..........................................................History of the Magic Valley Symphony

The Magic Valley Symphony was born as the Twin Falls Civic Symphony, growing from the nucleus of musicians who played for the first Dilettantes of Magic Valley production, "Carousel," in March 1959. Starting rehearsals in the fall of 1959, the first performance was on February 1, 1960, in the old O'Leary Junior High Auditorium under the direction of Richard Smith, string teacher for Twin Falls Schools. Del Slaughter, another music educator for the school district, became conductor in 1963 and led the Symphony for twelve seasons. Under Slaughter's leadership as director, and his wife Julienne Slaughter as concertmaster, the Symphony's two concerts per season featured soloists from southern Idaho, the University of Idaho, and the Salt Lake City area.

In November 1969, the orchestra gave its first concert in the new College of Southern Idaho Fine Arts Auditorium. Because the orchestra had come to include so many people from outside Twin Falls, the Symphony's name was changed to the Magic Valley Symphony in 1970. In 1975 Lawrence Curtis, a professor of music at CSI, took over the baton. From 1977 to 1982, Curtis brought nationally- and internationally-known solo artists every November.

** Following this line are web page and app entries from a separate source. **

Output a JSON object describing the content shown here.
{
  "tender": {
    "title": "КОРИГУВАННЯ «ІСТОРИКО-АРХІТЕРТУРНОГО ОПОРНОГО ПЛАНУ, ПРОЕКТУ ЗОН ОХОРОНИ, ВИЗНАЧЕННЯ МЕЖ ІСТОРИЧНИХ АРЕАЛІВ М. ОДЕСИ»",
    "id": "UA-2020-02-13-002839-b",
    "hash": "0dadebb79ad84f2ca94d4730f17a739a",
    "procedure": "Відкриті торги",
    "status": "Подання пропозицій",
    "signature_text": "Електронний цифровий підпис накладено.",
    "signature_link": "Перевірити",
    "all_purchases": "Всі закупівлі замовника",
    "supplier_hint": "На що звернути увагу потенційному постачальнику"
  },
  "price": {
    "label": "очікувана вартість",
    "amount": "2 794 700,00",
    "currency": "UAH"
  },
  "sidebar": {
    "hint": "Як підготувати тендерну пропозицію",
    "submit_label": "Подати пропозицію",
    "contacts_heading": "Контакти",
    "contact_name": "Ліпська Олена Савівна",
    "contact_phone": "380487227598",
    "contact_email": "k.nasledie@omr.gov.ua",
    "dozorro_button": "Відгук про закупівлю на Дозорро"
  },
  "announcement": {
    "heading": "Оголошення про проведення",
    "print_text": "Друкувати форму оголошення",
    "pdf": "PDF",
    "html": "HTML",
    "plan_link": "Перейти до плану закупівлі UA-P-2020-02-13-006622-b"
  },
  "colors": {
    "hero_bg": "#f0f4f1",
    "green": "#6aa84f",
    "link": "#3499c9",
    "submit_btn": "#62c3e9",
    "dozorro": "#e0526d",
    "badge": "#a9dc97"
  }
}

After sharing conducting duties with Theodore Hadley during the 1982-1983 season, Carson Wong, professor of music at CSI, became conductor and music director of the Symphony. During the tenure of Maestro Wong the Symphony sponsored a composition contest, awarded youth soloist scholarships, and in 1984 began the tradition of an annual spring Pops concert.

Three guest conductors were featured during the 1989-1990 season: Theodore Hadley, Balthasar Buhidar, and Bruce Whitehead. Mr. Hadley was named conductor and music director in 1990. During his first year on the podium, Maestro Hadley expanded the season from three concerts to four.

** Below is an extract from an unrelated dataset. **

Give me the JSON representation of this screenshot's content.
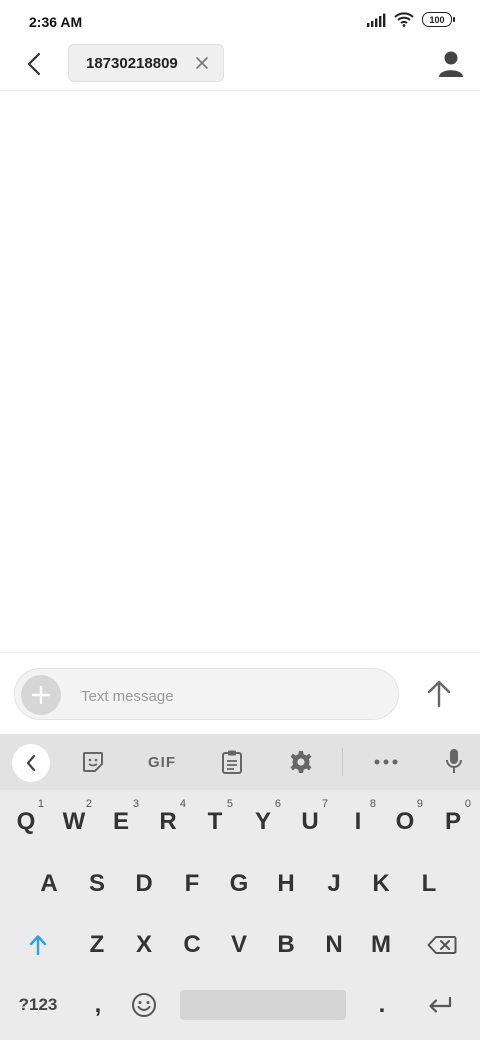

Through the years the Symphony has continued to grow and excel, involving new community partners and countless volunteers. During the 27 years under the baton of Maestro Hadley, he has nurtured musician development and tenure, counseled investment in youth programs, and brought professional musicians with local ties back home to perform. The Symphony provides a rewarding opportunity where adult volunteer musicians can pursue their lifetime musical avocations and enjoy the health benefits of continuing to make beautiful music. The concerts are a valuable community asset that bring artists and music not readily accessible otherwise to an interested audience, and include art exhibits and after-concert receptions.

Now presenting the 57th consecutive season, the Symphony is proud to be the acknowledged leader in the music community of southern Idaho.

That leadership extends beyond the live performance of orchestral music to include these youth programs:

---Carma's Kids: in cooperation with the Magic Valley Symphony League, a program that rewards young musicians for meeting practice standards set by their teachers.

---Youth Soloist Competition: a biennial concerto contest for advanced young musicians,winners of which are awarded substantial scholarships and the opportunity to appear as a soloist with  the Symphony, strengthening their portfolio for conservatory admission.

---MVS Scholarships: in addition to supporting one deserving CSI MusicFest student, the Symphony's own scholarship program provides financial support for college expenses, music camps and other needs.

During the 2009-10 concert season, we celebrated our 50th anniversary. Then for our 2014-15 season we honored one of the greatest secrets of our success: 25 years of dedicated leadership of Director of Music/Conductor Theodore Anchor Hadley. Today Magic Valley Symphony looks forward to many more years of excellent, memorable concerts and leadership in the arts community of southern Idaho.